=== THE TASK ===
Return each line of the entries that mentions the word "recording".

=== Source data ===
=====
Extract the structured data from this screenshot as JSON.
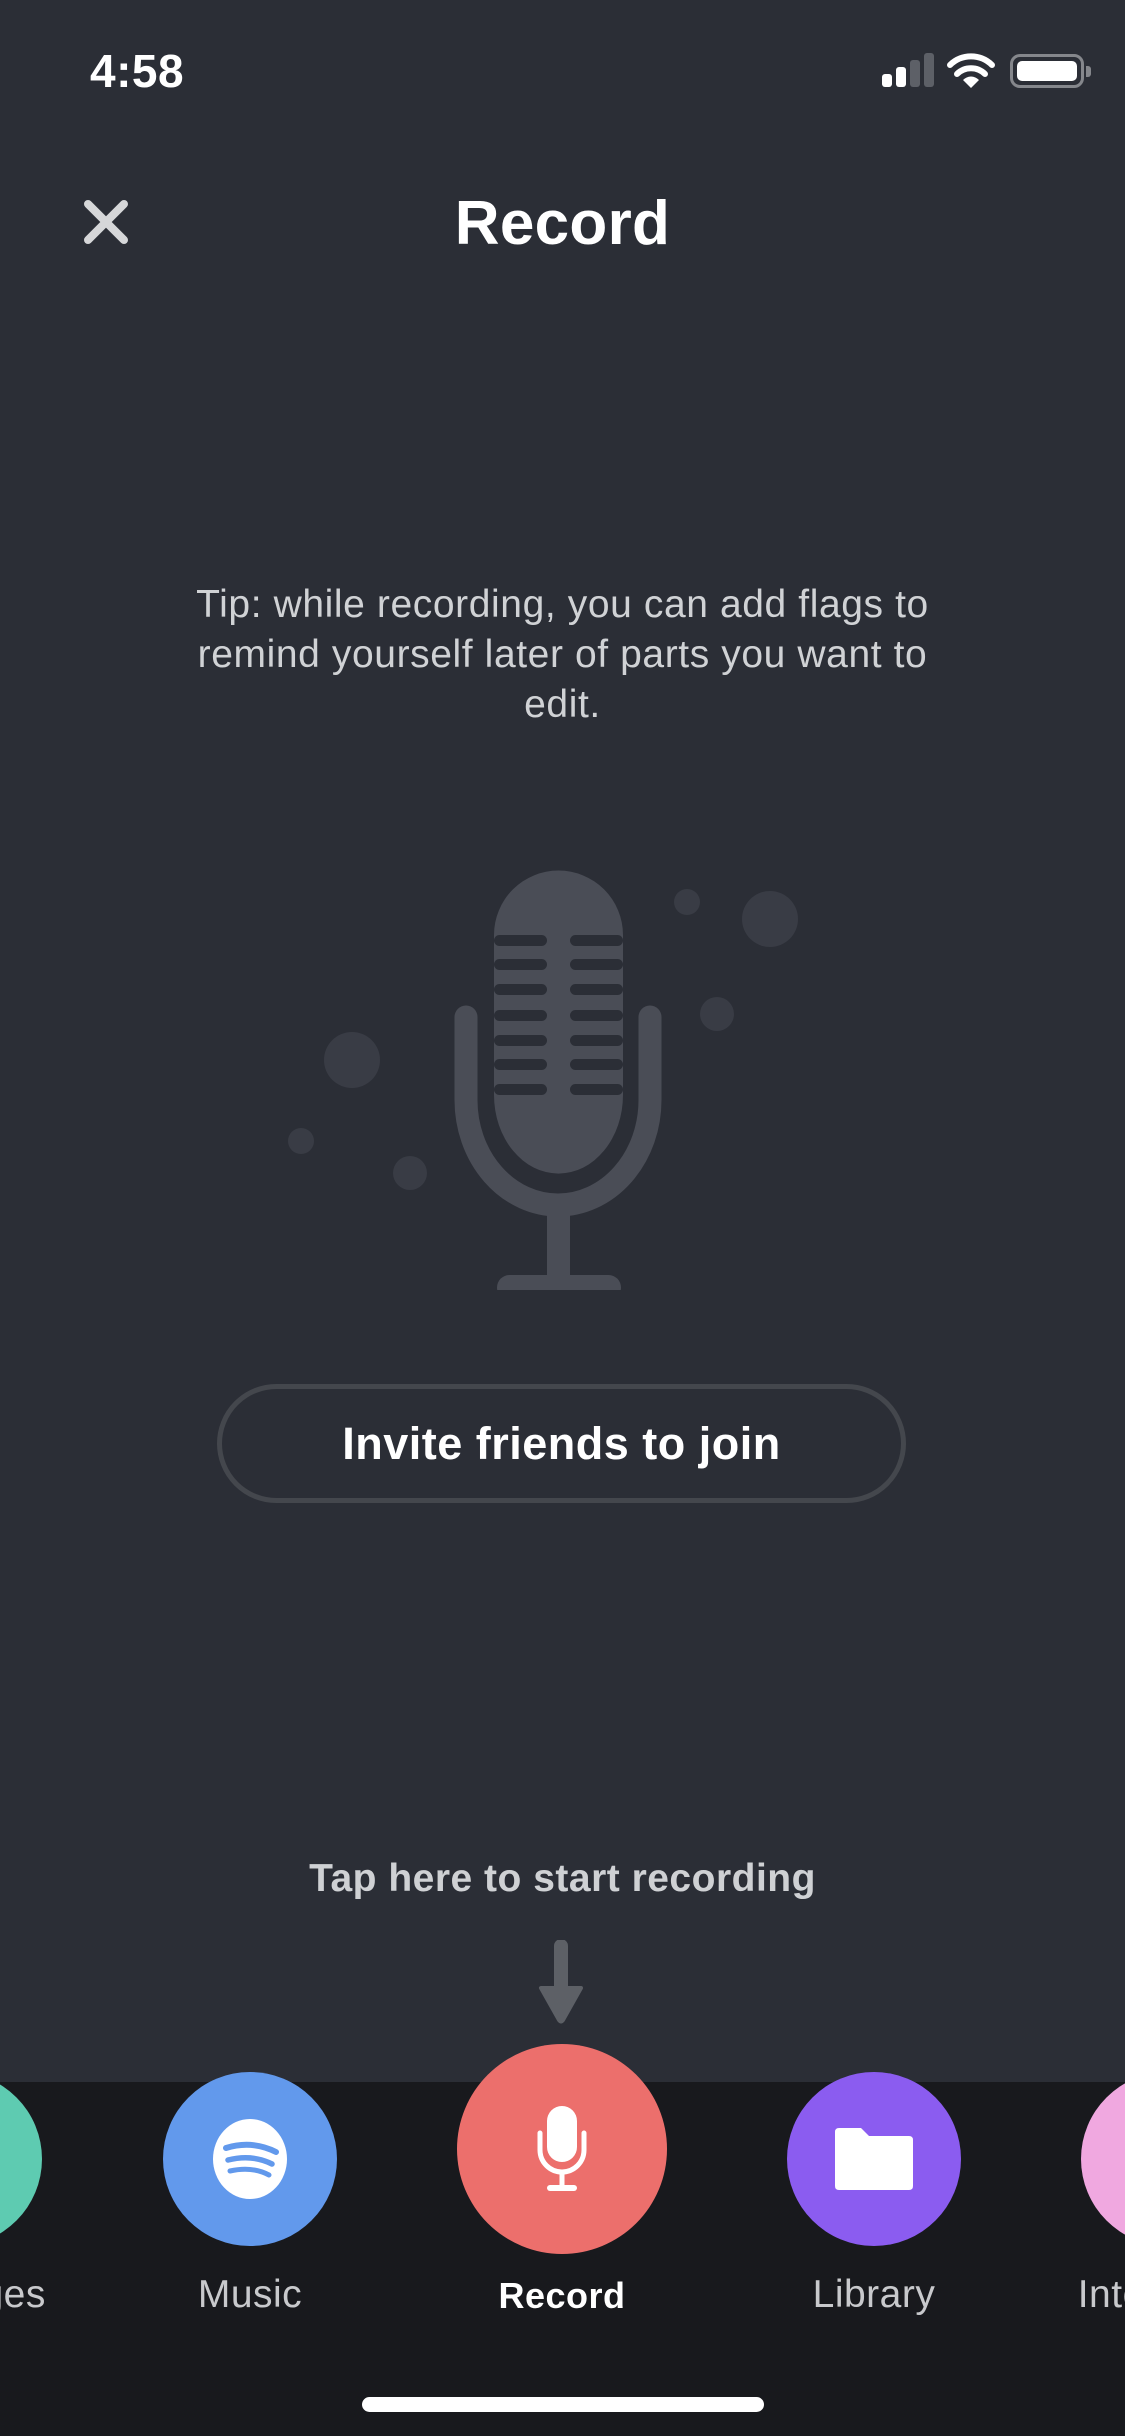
{
  "status_bar": {
    "time": "4:58",
    "signal_bars_total": 4,
    "signal_bars_active": 2,
    "wifi_icon": "wifi-icon",
    "battery_icon": "battery-icon"
  },
  "header": {
    "title": "Record",
    "close_icon": "close-icon"
  },
  "tip": {
    "text": "Tip: while recording, you can add flags to remind yourself later of parts you want to edit."
  },
  "illustration": {
    "icon": "microphone-icon"
  },
  "invite_button": {
    "label": "Invite friends to join"
  },
  "hint": {
    "text": "Tap here to start recording",
    "icon": "arrow-down-icon"
  },
  "tabbar": {
    "items": [
      {
        "id": "messages",
        "label": "Messages",
        "icon": "message-icon",
        "color": "#5ecbb1",
        "active": false
      },
      {
        "id": "music",
        "label": "Music",
        "icon": "spotify-icon",
        "color": "#6299ec",
        "active": false
      },
      {
        "id": "record",
        "label": "Record",
        "icon": "microphone-icon",
        "color": "#ec6f6c",
        "active": true
      },
      {
        "id": "library",
        "label": "Library",
        "icon": "folder-icon",
        "color": "#8b5cf0",
        "active": false
      },
      {
        "id": "interviews",
        "label": "Interviews",
        "icon": "interview-icon",
        "color": "#f0a8e0",
        "active": false
      }
    ]
  },
  "colors": {
    "background": "#2b2e36",
    "tabbar_background": "#18191d",
    "illustration": "#4a4d56",
    "accent_record": "#ec6f6c"
  }
}
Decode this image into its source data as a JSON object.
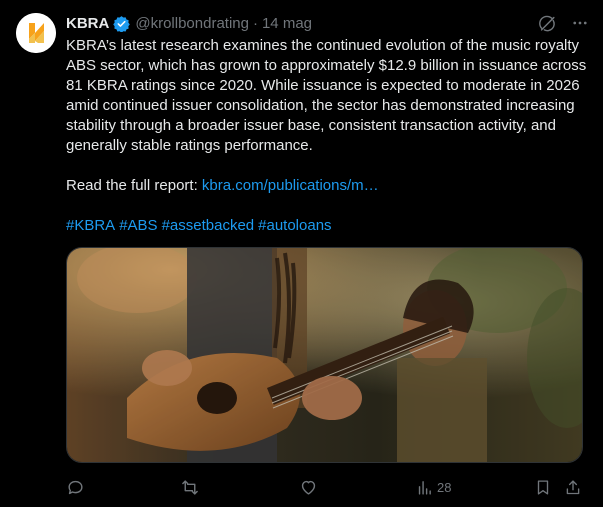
{
  "post": {
    "author": {
      "name": "KBRA",
      "handle": "@krollbondrating",
      "separator": "·",
      "date": "14 mag",
      "verified": true,
      "avatar": "kbra-logo"
    },
    "text": {
      "paragraph1": "KBRA’s latest research examines the continued evolution of the music royalty ABS sector, which has grown to approximately $12.9 billion in issuance across 81 KBRA ratings since 2020. While issuance is expected to moderate in 2026 amid continued issuer consolidation, the sector has demonstrated increasing stability through a broader issuer base, consistent transaction activity, and generally stable ratings performance.",
      "read_more_label": "Read the full report: ",
      "link_text": "kbra.com/publications/m…",
      "hashtags": [
        "#KBRA",
        "#ABS",
        "#assetbacked",
        "#autoloans"
      ]
    },
    "media": {
      "description_icon": "photo-guitarists"
    },
    "actions": {
      "reply_icon": "reply-icon",
      "repost_icon": "repost-icon",
      "like_icon": "like-icon",
      "views_icon": "views-icon",
      "views_count": "28",
      "bookmark_icon": "bookmark-icon",
      "share_icon": "share-icon"
    },
    "header_actions": {
      "grok_icon": "grok-icon",
      "more_icon": "more-icon"
    },
    "colors": {
      "background": "#000000",
      "text": "#e7e9ea",
      "secondary": "#71767b",
      "accent": "#1d9bf0",
      "brand": "#f7a21b"
    }
  }
}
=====
=== EXERCISE SOLUTION ===
    "text": "Tip: while recording, you can add flags to remind yourself later of parts you want to edit."
    "text": "Tap here to start recording",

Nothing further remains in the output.